Worried about starting school with Eczema? The key is to be prepared - read on for our top tips
School can be tricky for kids with Eczema. From feeling itchy and frustrated, left out for wearing 'different' clothes, or being embarrassed about their skin.
But it’s not just the little ones, for parents and carers this can be a stressful time, especially if you’re new to Eczema or it’s their first year at school.
Like many things in life, we believe that the key to a smooth journey is preparation. Our MD Jo shares her tried and tested tips on how to prepare your child for school if they have Eczema.
“Try to ensure at least their socks, pants and tights are Organic Cotton"
- Choose uniform that is 100% cotton and ideally organic
- At the very least ensure their underwear, socks and tights are made from organic cotton
- Cover arms & legs to protect skin from allergens and scratching
- Remove scratchy labels from clothing
- Wash school wear regularly and wash new uniform before wearing in non-bio washing liquid/powder
- Have spares – ideally keep a set at school to change into if blood / creams make them feel self-conscious
- Have several pairs of organic cotton gloves to wear when playing with paint, glue, or sand.
“Why not give the teacher some treats they are allowed.”
- Do your kids also have a food allergy? If so, then find out their routine for the day re drinks/snacks/lunch and make sure they arrive prepared with their own food and water bottle.
- Why not give the teacher some treats they are allowed (e.g. Haribo are dairy/egg/nut free) in case there is a situation & they’re not left out.
- If anaphylaxis is an issue then a formal healthcare plan is required
“Carpets and grass can cause irritation”
- Dust, pollen and changes in temperature often trigger eczema. If possible suggest that they are not seated near an open window (pollen) or radiator (heat).

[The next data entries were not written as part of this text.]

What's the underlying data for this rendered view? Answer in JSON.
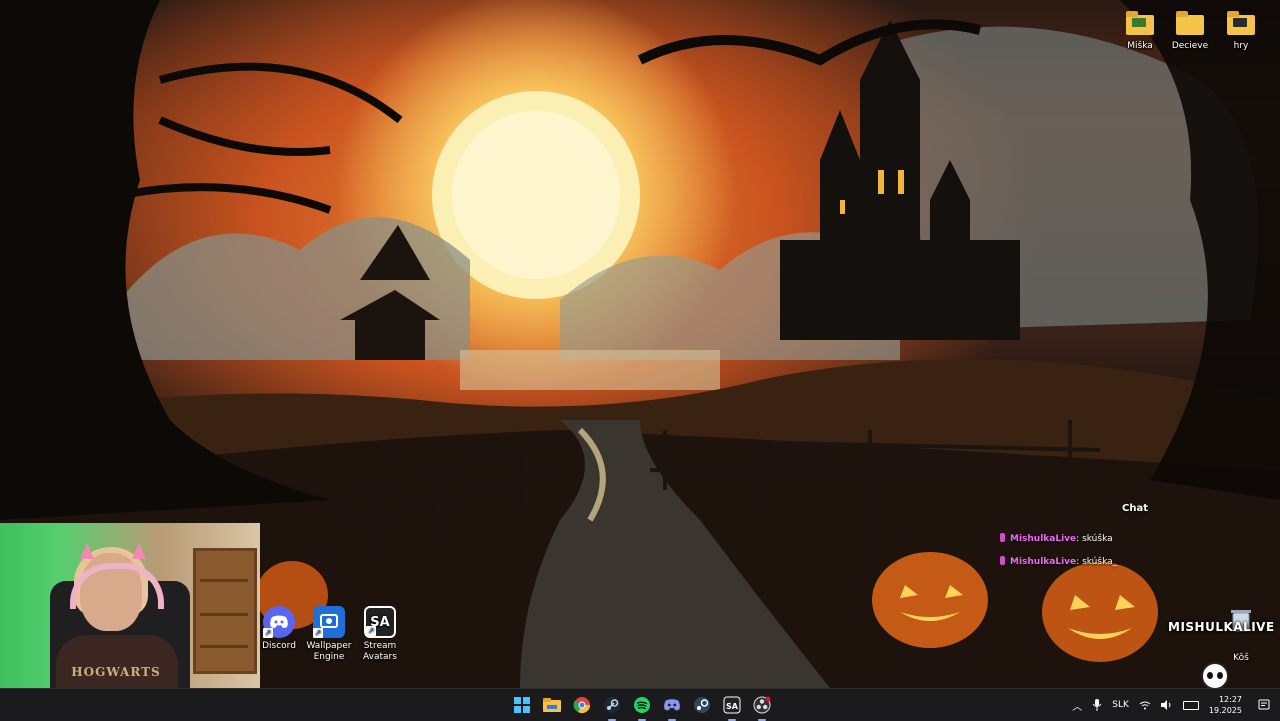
{
  "desktop": {
    "top_icons": [
      {
        "label": "Miška",
        "icon": "folder-icon"
      },
      {
        "label": "Decieve",
        "icon": "folder-icon"
      },
      {
        "label": "hry",
        "icon": "folder-icon"
      }
    ],
    "bottom_icons": [
      {
        "label": "Discord",
        "icon": "discord-icon",
        "color": "#5865f2"
      },
      {
        "label": "Wallpaper Engine",
        "icon": "wallpaper-engine-icon",
        "color": "#1e6fd9"
      },
      {
        "label": "Stream Avatars",
        "icon": "stream-avatars-icon",
        "color": "#1a1a1a"
      }
    ],
    "recycle_bin": {
      "label": "Kôš",
      "icon": "recycle-bin-icon"
    }
  },
  "webcam": {
    "shirt_text": "HOGWARTS"
  },
  "chat": {
    "title": "Chat",
    "messages": [
      {
        "user": "MishulkaLive",
        "text": "skúška"
      },
      {
        "user": "MishulkaLive",
        "text": "skúška_"
      }
    ],
    "user_color": "#e86bf0"
  },
  "stream_overlay": {
    "name": "MISHULKALIVE"
  },
  "taskbar": {
    "apps": [
      {
        "name": "start-icon"
      },
      {
        "name": "file-explorer-icon"
      },
      {
        "name": "chrome-icon"
      },
      {
        "name": "steam-icon"
      },
      {
        "name": "spotify-icon"
      },
      {
        "name": "discord-icon"
      },
      {
        "name": "steam-icon-2"
      },
      {
        "name": "stream-avatars-icon"
      },
      {
        "name": "obs-icon"
      }
    ],
    "tray": {
      "language": "SLK",
      "time": "12:27",
      "date": "19.2025"
    }
  }
}
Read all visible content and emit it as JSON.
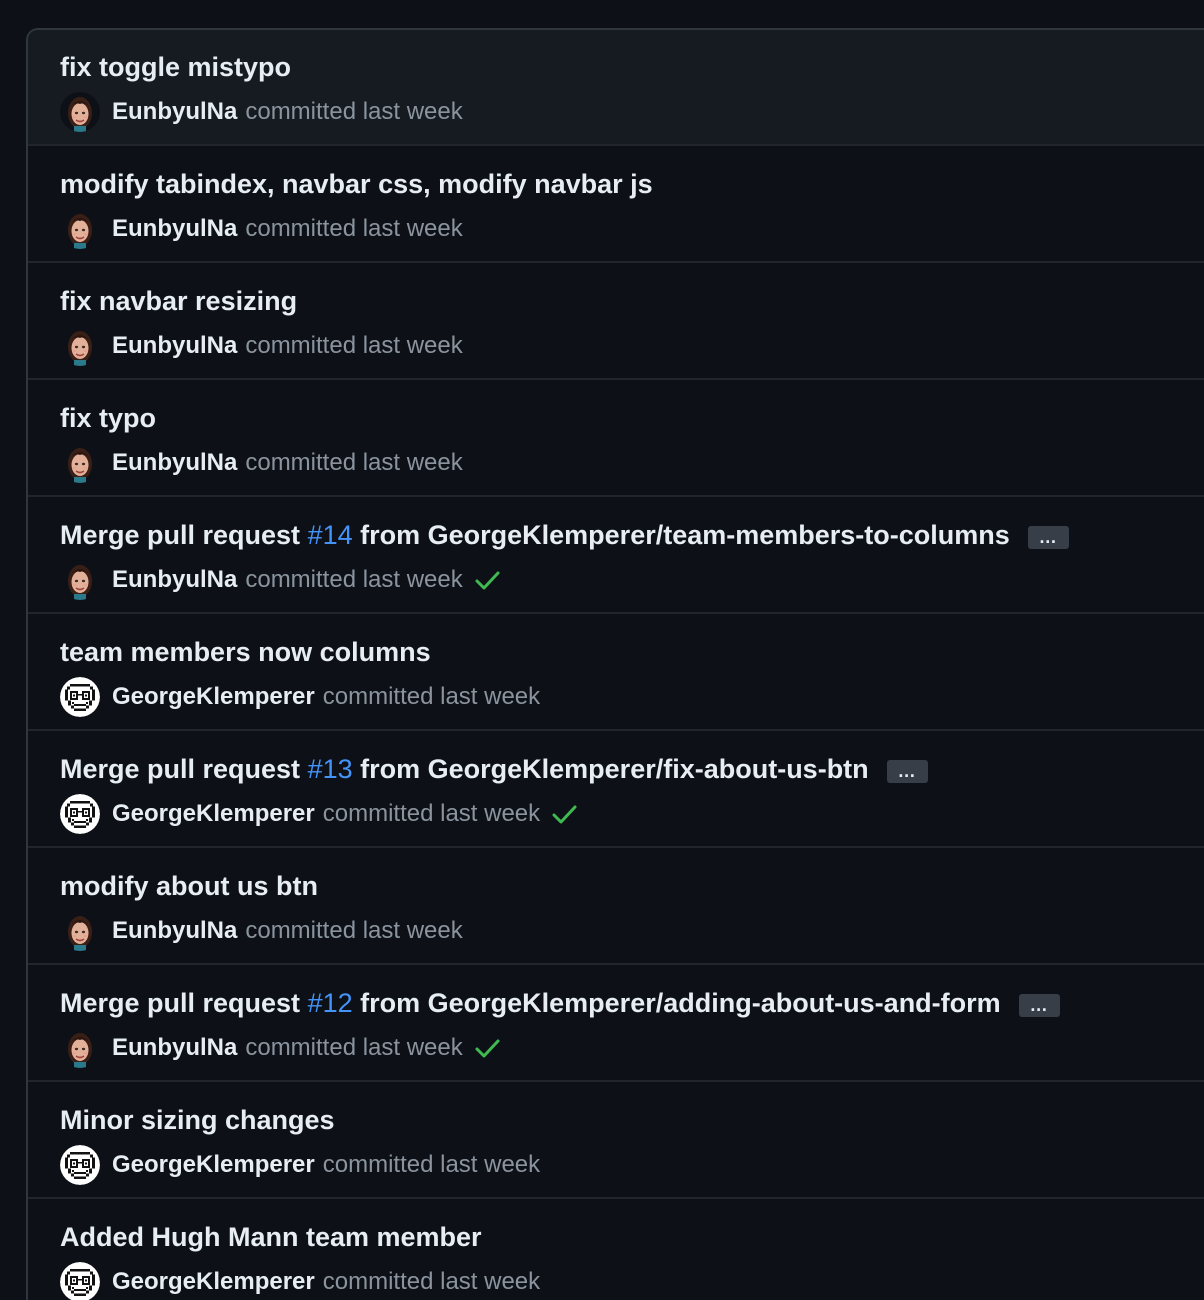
{
  "commits": [
    {
      "title": "fix toggle mistypo",
      "title_suffix": "",
      "pr": "",
      "author": "EunbyulNa",
      "when": "committed last week",
      "has_more": false,
      "has_check": false,
      "avatar": "memoji-avatar"
    },
    {
      "title": "modify tabindex, navbar css, modify navbar js",
      "title_suffix": "",
      "pr": "",
      "author": "EunbyulNa",
      "when": "committed last week",
      "has_more": false,
      "has_check": false,
      "avatar": "memoji-avatar"
    },
    {
      "title": "fix navbar resizing",
      "title_suffix": "",
      "pr": "",
      "author": "EunbyulNa",
      "when": "committed last week",
      "has_more": false,
      "has_check": false,
      "avatar": "memoji-avatar"
    },
    {
      "title": "fix typo",
      "title_suffix": "",
      "pr": "",
      "author": "EunbyulNa",
      "when": "committed last week",
      "has_more": false,
      "has_check": false,
      "avatar": "memoji-avatar"
    },
    {
      "title": "Merge pull request ",
      "pr": "#14",
      "title_suffix": " from GeorgeKlemperer/team-members-to-columns",
      "author": "EunbyulNa",
      "when": "committed last week",
      "has_more": true,
      "more_label": "…",
      "has_check": true,
      "avatar": "memoji-avatar"
    },
    {
      "title": "team members now columns",
      "title_suffix": "",
      "pr": "",
      "author": "GeorgeKlemperer",
      "when": "committed last week",
      "has_more": false,
      "has_check": false,
      "avatar": "pixel-face-avatar"
    },
    {
      "title": "Merge pull request ",
      "pr": "#13",
      "title_suffix": " from GeorgeKlemperer/fix-about-us-btn",
      "author": "GeorgeKlemperer",
      "when": "committed last week",
      "has_more": true,
      "more_label": "…",
      "has_check": true,
      "avatar": "pixel-face-avatar"
    },
    {
      "title": "modify about us btn",
      "title_suffix": "",
      "pr": "",
      "author": "EunbyulNa",
      "when": "committed last week",
      "has_more": false,
      "has_check": false,
      "avatar": "memoji-avatar"
    },
    {
      "title": "Merge pull request ",
      "pr": "#12",
      "title_suffix": " from GeorgeKlemperer/adding-about-us-and-form",
      "author": "EunbyulNa",
      "when": "committed last week",
      "has_more": true,
      "more_label": "…",
      "has_check": true,
      "avatar": "memoji-avatar"
    },
    {
      "title": "Minor sizing changes",
      "title_suffix": "",
      "pr": "",
      "author": "GeorgeKlemperer",
      "when": "committed last week",
      "has_more": false,
      "has_check": false,
      "avatar": "pixel-face-avatar"
    },
    {
      "title": "Added Hugh Mann team member",
      "title_suffix": "",
      "pr": "",
      "author": "GeorgeKlemperer",
      "when": "committed last week",
      "has_more": false,
      "has_check": false,
      "avatar": "pixel-face-avatar"
    }
  ],
  "colors": {
    "background": "#0d1117",
    "first_row_background": "#161b22",
    "text_primary": "#e6edf3",
    "text_muted": "#8b949e",
    "link": "#4493f8",
    "success": "#3fb950",
    "border": "#30363d"
  }
}
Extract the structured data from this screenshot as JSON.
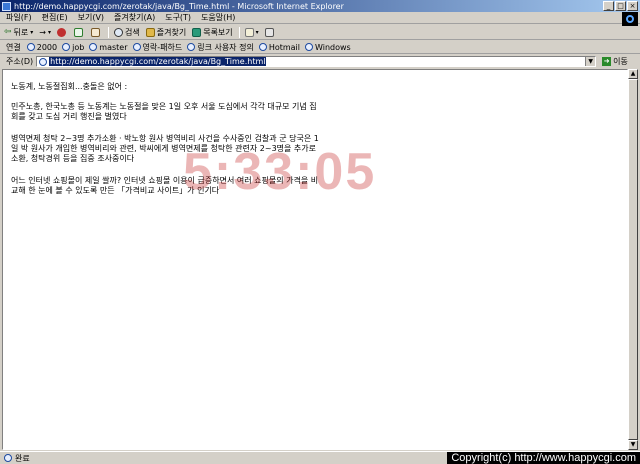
{
  "window": {
    "title": "http://demo.happycgi.com/zerotak/java/Bg_Time.html - Microsoft Internet Explorer",
    "buttons": {
      "minimize": "_",
      "maximize": "□",
      "close": "×"
    }
  },
  "menu": [
    "파일(F)",
    "편집(E)",
    "보기(V)",
    "즐겨찾기(A)",
    "도구(T)",
    "도움말(H)"
  ],
  "toolbar": {
    "back": "뒤로",
    "forward_symbol": "→",
    "search": "검색",
    "favorites": "즐겨찾기",
    "history": "목록보기"
  },
  "links": {
    "label": "연결",
    "items": [
      "2000",
      "job",
      "master",
      "영락-패하드",
      "링크 사용자 정의",
      "Hotmail",
      "Windows"
    ]
  },
  "address": {
    "label": "주소(D)",
    "url": "http://demo.happycgi.com/zerotak/java/Bg_Time.html",
    "go": "이동"
  },
  "content": {
    "paragraphs": [
      "노동계, 노동절집회...충돌은 없어 :",
      "민주노총, 한국노총 등 노동계는 노동절을 맞은 1일 오후 서울 도심에서 각각 대규모 기념 집회를 갖고 도심 거리 행진을 벌였다",
      "병역면제 청탁 2~3명 추가소환 · 박노항 원사 병역비리 사건을 수사중인 검찰과 군 당국은 1일 박 원사가 개입한 병역비리와 관련, 박씨에게 병역면제를 청탁한 관련자 2~3명을 추가로 소환, 청탁경위 등을 집중 조사중이다",
      "어느 인터넷 쇼핑몰이 제일 쌀까? 인터넷 쇼핑몰 이용이 급증하면서 여러 쇼핑몰의 가격을 비교해 한 눈에 볼 수 있도록 만든 「가격비교 사이트」가 인기다"
    ],
    "clock": "5:33:05"
  },
  "status": {
    "text": "완료",
    "copyright": "Copyright(c) http://www.happycgi.com"
  }
}
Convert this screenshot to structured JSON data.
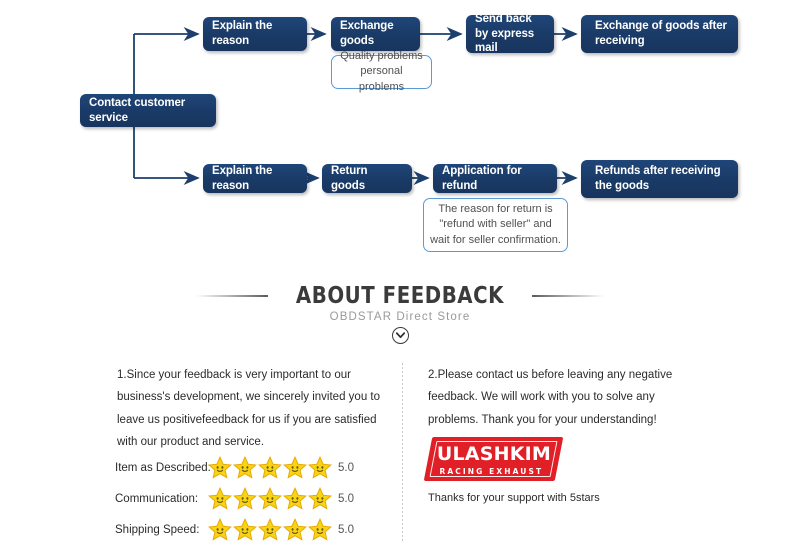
{
  "flowchart": {
    "root": {
      "label": "Contact customer service"
    },
    "branches": [
      {
        "name": "exchange",
        "steps": [
          {
            "label": "Explain the reason"
          },
          {
            "label": "Exchange goods"
          },
          {
            "label": "Send back by express mail"
          },
          {
            "label": "Exchange of goods after receiving"
          }
        ],
        "callout": {
          "lines": [
            "Quality problems",
            "personal problems"
          ]
        }
      },
      {
        "name": "refund",
        "steps": [
          {
            "label": "Explain the reason"
          },
          {
            "label": "Return goods"
          },
          {
            "label": "Application for refund"
          },
          {
            "label": "Refunds after receiving the goods"
          }
        ],
        "callout": {
          "lines": [
            "The reason for return is",
            "\"refund with seller\" and",
            "wait for seller confirmation."
          ]
        }
      }
    ],
    "colors": {
      "node_fill": "#1c3f6e",
      "node_text": "#ffffff",
      "callout_border": "#5b9bd5",
      "connector": "#1c3f6e"
    }
  },
  "feedback": {
    "title": "ABOUT FEEDBACK",
    "subtitle": "OBDSTAR Direct Store",
    "chevron_icon": "chevron-down-icon",
    "left_paragraph": "1.Since your feedback is very important to our business's development, we sincerely invited you to leave us positivefeedback for us if you are satisfied with our product and service.",
    "right_paragraph": "2.Please contact us before leaving any negative feedback. We will work with you to solve any problems. Thank you for your understanding!",
    "ratings": [
      {
        "label": "Item as Described:",
        "stars": 5,
        "score": "5.0"
      },
      {
        "label": "Communication:",
        "stars": 5,
        "score": "5.0"
      },
      {
        "label": "Shipping Speed:",
        "stars": 5,
        "score": "5.0"
      }
    ]
  },
  "brand": {
    "name": "ULASHKIM",
    "tagline": "RACING EXHAUST",
    "thanks": "Thanks for your support with 5stars",
    "logo_color": "#e01f26"
  }
}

- Cover itchy arms/legs to reduce exposure to dust and allergens.
- If it’s hot it might be preferable to wear long sleeve shirts and trousers or try a tubi-grip to cover crooks of elbows / behind knees if your little one’s really want to wear shorts/ short sleeves.
- If they are likely to sit outside/on the floor make sure their teachers are aware that this could cause irritation and pack them off with their own playmat/pillowcase to sit on.
Medication & Creams
“Your child will need time out and the school needs to appreciate that.”
- Find out who the first aider on site is and explain the situation in advance to them and the class teacher/assistant. Provide a small jar of emollient plus any other medication (e.g. anti-histamine) and ensure that it is easily available and has clear instructions written on.
- Explain that washing hands / legs / arms / face then putting some cream on and re-covering with cotton clothing will likely help.
- Your child will likely need some time out for them or others to apply cream regularly or for doctor visit and the school needs to appreciate this
- If necessary, they may require a personal health plan – e.g. if they have prescription medicines to use at school. You should discuss this well in advance with the school. It is highly likely they will have come across kids with eczema / allergies in the past so ask them how they have dealt with this.
“Encourage your kids to share what is going on at school”
- If you have eczema you might feel different even if others don’t notice.
- Do encourage your kids to share what is going on at school and identify if they feel singled out for their skin condition. If you’re concerned, talk to the teacher first and encourage them to use age-appropriate stories or activities to help the class understand what eczema is and how it affects your child.
- There are some great resources out there and so many kids have eczema you’ll be doing them a favour by teaching them about it early. Scroll to bottom for downloadable pack from NES.
- Explain to the teacher that telling them to ‘stop scratching’ won’t be helpful, rather suggest they ask the child what the triggers are and if there is something that might help.
- Find a trusted adult at school that your child would be happy to speak to. Keep in touch with them regularly and encourage them / your child to talk if they are worried about anything.
“If they sense you are stressed about it they will be too”
This is an opportunity for them to build some independence – encourage them to think of this as a positive and over the summer holidays give them more opportunities to manage their own situation and feel more grown up.
- Encourage them to put their own emollient on during the day / evening and if out and about give them a rucksack or bumbag with their emollient and gloves in.
- At night time put a bottle of water plus spare pair of PJ’s and pillow case in the fridge that they can help themselves to (or ask you to get them) if they feel hot and itchy.
- Make school something exciting to look forward to, if they know you are stressed about it they will be too and this might exacerbate their eczema.
- Try and find some coping mechanisms to help them control itching, like tapping the itch or providing fidget spinners / toys.
In the car and at home
- Bring a cool cotton top with you for them to change into in the car if they are feeling hot and itchy (like our open hand mitten T).
- When you get home make it fun to jump in a shower or bath and put on some emollient before putting on comfy cotton PJ’s or clothes to relax in